We commiserated about how rampant this attitude is, that dispenses trophies and stickers and stars and ribbons ad nauseum to make sure no one feels bad, and puts caps and gowns on kindergarteners for conquering a rigorous academic year.
So practically, how can you respond to this widespread attitude of trophy entitlement? Here’s what I told Jill.
For years I have struggled with the mess that our lively, spontaneous, creative, frequently disorganized children made at high speed. I used to call it “Trash and Dash.”
Since their father has somewhat more “relaxed” standards of housekeeping than I do, household messes were a constant battle in which I felt hurt, alone, and resentful.
Hector Alejandro | iStockphoto.com
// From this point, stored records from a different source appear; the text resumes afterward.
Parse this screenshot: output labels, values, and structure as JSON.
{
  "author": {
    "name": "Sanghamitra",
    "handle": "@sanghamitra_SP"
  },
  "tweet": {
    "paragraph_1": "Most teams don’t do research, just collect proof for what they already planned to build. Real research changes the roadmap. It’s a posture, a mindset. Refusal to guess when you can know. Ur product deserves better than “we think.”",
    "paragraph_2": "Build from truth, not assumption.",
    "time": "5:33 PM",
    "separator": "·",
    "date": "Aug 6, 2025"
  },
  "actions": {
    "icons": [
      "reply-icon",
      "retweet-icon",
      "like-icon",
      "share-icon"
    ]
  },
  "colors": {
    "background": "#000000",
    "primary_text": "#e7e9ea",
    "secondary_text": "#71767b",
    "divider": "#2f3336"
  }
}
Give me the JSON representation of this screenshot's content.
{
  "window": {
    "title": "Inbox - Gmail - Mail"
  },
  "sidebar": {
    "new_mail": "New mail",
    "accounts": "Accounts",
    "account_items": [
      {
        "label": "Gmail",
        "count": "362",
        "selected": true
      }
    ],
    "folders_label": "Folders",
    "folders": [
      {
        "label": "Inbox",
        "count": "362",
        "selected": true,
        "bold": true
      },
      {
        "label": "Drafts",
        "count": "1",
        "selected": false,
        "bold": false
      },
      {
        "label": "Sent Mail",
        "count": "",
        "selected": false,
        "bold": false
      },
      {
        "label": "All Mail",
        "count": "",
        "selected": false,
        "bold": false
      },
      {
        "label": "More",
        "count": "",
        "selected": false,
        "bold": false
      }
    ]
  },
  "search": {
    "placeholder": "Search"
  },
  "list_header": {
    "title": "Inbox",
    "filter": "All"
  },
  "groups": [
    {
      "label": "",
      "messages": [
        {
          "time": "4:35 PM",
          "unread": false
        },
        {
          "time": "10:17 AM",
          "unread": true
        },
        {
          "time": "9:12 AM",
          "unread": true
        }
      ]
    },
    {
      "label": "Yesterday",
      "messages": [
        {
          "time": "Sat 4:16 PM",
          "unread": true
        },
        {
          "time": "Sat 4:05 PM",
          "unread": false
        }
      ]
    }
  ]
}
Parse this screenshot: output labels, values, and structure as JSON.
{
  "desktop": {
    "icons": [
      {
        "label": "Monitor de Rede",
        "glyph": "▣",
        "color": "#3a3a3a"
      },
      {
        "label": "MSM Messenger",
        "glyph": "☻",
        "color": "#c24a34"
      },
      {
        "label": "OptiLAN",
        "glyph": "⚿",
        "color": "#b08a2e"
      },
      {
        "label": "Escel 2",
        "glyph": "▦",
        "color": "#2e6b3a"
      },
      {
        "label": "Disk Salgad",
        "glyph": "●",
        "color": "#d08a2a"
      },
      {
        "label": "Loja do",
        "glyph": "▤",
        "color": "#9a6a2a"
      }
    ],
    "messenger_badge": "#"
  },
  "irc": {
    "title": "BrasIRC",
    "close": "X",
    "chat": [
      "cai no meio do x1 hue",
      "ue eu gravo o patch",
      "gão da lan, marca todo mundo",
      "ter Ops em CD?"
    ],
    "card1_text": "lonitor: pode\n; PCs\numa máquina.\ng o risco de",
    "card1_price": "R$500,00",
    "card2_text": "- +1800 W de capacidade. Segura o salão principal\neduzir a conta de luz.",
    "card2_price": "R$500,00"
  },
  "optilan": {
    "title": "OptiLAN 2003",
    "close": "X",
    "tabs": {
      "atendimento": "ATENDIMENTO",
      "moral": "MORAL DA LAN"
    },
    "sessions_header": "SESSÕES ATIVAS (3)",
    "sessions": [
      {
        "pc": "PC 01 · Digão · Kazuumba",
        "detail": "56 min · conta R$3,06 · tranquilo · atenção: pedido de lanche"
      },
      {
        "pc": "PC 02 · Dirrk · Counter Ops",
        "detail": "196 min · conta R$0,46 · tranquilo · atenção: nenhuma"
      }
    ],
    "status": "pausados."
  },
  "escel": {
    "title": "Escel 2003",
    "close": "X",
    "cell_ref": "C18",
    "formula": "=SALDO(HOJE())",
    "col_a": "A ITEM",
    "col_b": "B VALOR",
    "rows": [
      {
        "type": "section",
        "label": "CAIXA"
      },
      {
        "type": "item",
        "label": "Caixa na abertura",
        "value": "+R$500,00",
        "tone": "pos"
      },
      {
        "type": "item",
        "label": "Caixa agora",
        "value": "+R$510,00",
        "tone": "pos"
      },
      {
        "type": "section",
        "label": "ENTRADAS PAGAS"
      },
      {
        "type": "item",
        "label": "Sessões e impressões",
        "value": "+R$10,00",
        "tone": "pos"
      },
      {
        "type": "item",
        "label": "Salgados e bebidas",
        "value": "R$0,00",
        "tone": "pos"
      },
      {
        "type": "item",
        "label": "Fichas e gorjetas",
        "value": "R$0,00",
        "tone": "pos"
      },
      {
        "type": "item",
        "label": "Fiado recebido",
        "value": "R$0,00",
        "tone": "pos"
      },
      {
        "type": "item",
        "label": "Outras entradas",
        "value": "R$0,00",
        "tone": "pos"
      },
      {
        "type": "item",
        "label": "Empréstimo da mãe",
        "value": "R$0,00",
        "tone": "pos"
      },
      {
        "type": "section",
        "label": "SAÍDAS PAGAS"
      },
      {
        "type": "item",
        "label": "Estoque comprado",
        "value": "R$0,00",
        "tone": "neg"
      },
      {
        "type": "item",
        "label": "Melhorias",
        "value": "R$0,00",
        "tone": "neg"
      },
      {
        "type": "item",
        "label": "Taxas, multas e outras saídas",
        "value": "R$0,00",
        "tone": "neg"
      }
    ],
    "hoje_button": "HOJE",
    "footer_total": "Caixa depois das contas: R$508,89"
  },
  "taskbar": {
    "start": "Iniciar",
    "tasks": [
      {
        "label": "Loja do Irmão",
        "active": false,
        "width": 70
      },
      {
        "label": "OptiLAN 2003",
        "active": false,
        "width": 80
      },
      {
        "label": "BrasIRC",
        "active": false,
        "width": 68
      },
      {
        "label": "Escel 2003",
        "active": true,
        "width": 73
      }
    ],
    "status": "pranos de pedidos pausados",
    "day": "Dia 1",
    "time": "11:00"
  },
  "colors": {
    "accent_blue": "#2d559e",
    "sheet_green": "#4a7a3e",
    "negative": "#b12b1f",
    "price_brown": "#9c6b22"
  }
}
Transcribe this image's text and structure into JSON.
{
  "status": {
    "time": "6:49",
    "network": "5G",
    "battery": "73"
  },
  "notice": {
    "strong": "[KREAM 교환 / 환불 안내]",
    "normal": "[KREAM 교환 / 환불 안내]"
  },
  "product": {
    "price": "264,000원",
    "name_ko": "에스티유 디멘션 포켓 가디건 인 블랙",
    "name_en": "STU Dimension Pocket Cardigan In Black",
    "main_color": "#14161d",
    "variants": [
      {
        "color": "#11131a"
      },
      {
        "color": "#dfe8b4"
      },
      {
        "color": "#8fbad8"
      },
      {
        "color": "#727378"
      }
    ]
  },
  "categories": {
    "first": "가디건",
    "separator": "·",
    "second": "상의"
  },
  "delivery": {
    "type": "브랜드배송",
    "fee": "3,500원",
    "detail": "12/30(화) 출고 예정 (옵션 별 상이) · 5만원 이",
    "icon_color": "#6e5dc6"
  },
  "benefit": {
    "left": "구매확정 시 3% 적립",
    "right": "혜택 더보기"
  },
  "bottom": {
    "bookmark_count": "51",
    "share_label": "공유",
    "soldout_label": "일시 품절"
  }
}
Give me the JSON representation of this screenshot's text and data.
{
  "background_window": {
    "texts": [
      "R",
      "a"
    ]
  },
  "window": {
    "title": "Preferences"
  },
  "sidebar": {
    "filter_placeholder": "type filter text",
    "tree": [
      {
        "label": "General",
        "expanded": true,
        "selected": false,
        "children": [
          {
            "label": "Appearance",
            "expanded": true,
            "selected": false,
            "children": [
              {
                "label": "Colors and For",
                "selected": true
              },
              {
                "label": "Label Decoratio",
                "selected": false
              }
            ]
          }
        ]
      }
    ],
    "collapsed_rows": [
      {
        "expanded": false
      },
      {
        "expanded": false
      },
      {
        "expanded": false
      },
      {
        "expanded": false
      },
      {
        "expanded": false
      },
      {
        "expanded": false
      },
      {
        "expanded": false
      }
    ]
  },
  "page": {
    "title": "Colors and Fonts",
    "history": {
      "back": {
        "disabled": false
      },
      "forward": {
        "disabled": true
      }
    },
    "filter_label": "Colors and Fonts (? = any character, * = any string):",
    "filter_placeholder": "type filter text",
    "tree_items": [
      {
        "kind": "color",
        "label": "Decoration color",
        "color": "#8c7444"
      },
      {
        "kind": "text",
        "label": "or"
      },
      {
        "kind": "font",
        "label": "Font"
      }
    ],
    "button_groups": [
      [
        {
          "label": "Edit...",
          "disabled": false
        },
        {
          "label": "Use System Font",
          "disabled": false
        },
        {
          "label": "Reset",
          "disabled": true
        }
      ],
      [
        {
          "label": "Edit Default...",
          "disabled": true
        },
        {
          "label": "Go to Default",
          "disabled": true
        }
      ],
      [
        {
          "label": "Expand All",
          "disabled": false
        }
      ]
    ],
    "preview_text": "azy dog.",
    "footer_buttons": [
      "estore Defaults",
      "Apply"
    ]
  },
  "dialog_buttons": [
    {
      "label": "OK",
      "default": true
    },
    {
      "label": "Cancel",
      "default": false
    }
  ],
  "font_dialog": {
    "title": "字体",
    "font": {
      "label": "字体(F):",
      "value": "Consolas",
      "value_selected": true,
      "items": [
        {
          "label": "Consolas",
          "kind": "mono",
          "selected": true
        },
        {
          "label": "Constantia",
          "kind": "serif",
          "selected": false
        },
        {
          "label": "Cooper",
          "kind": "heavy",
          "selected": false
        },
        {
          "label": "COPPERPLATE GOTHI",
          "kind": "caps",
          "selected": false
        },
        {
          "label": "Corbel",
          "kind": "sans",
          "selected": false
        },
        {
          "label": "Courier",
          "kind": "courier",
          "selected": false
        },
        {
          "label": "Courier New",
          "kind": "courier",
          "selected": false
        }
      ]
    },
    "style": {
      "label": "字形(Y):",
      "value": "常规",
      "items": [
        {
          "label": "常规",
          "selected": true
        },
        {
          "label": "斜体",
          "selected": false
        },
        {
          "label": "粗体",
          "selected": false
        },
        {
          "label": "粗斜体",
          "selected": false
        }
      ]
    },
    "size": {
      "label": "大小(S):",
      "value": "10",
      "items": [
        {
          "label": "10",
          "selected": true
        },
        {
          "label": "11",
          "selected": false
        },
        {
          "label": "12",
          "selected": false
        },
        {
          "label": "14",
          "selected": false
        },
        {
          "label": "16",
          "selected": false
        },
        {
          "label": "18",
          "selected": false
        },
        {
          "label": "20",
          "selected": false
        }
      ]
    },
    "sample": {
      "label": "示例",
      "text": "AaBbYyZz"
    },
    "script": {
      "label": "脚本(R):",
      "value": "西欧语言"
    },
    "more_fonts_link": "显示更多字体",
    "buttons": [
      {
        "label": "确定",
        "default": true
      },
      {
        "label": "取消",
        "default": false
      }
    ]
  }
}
Sometimes, especially when we’re stressed and our tank is on empty, it’s easy to approach kids with our needs instead of a full heart.
We demand the good behavior that “fills our tank” instead of filling them with our love. (I certainly remember doing that!) It can look like paper-thin tolerance or hair-trigger frustration as our expectations aren’t met… like this…
Muhammad Taslim Razin | Flickr
When we experience difficult circumstances, or when we begin the difficult journey of examining our core beliefs, it’s not usually a pleasant process. In fact, it’s often quite painful.
Digging into deeply entrenched beliefs and habits can bring up feelings of hurt, sadness, anger, loneliness, abandonment — feelings that we often just want to stop feeling.
Sometimes, it somehow seems easier to ignore the problems created by leaving these issues unaddressed, or to hope and pray that God will somehow just take them away. But even when people try to ignore the pain of recurring problems, it remains a primary factor in their relationships and behavior.
On the journey of parenting, many of us find that we have some “typical parenting reflexes” that we default to. Some of this comes from instinct — as when we instinctively move to comfort a crying child. But what about yelling? What about sending kids to their rooms? Where do the rest of our parenting reflexes come from? Let’s take a look at the story of Caryn.
desadaphorn | iStockphoto.com
I grew up being really good at following rules.
As a child (and even as a young adult), I really struggled with having grace for people who either didn’t or couldn’t follow the rules. Kids who did poorly or misbehaved in school, my younger sister who was less “shiny” than I was, non-believers, or even people who just didn’t have it as “together” as I thought they should — I was outwardly humble, but inside I looked down on them with condescension and self-righteousness. Why couldn’t they just follow these simple rules?
It was every parent’s nightmare – over two hours at the allergist’s office with three young children. The kids and I all took turns alternately getting poked for blood draws, scratched all over our backs and arms for allergy testing, and puffing to check breath levels for asthma. The results? A bountiful diagnosis of asthma and allergies for everyone, with many allergies rated 4+ on the 0-4 scale.
The markers and paper I had brought along lost their appeal about 20 minutes into the two hour process, as my stress level rose to about a 6 on the 0-4 scale!
To the discouraged Mom in the third row,
As I share a story from my own parenting journey, our eyes meet and I sense a sadness inside of you. You are here alone. Are you a single parent? Are you married but struggling to get on the same page with your spouse? I’m not sure, but whatever the reason for your solitude, you seem to be bearing a lot of weight on those shoulders.
Perhaps you feel like a sponge, soaking up all the tension in your family. And there’s plenty of tension! There’s a burdensome sense of responsibility to keep everyone happy, and it’s not working.
Sometimes technology feels out of control. I am chief offender in our home. Two hours can pass and, if I’m completely honest, I don’t really remember much of what I did, saw, or believed was so important.
I recently came to realize that I was spending hours with various screens (computer, e-reader, phone, etc), as were my kids, simply because I was… BORED! Not that there weren’t other things to do, but somehow my life and the life of my kids was being sucked out of us with nothing to show for it.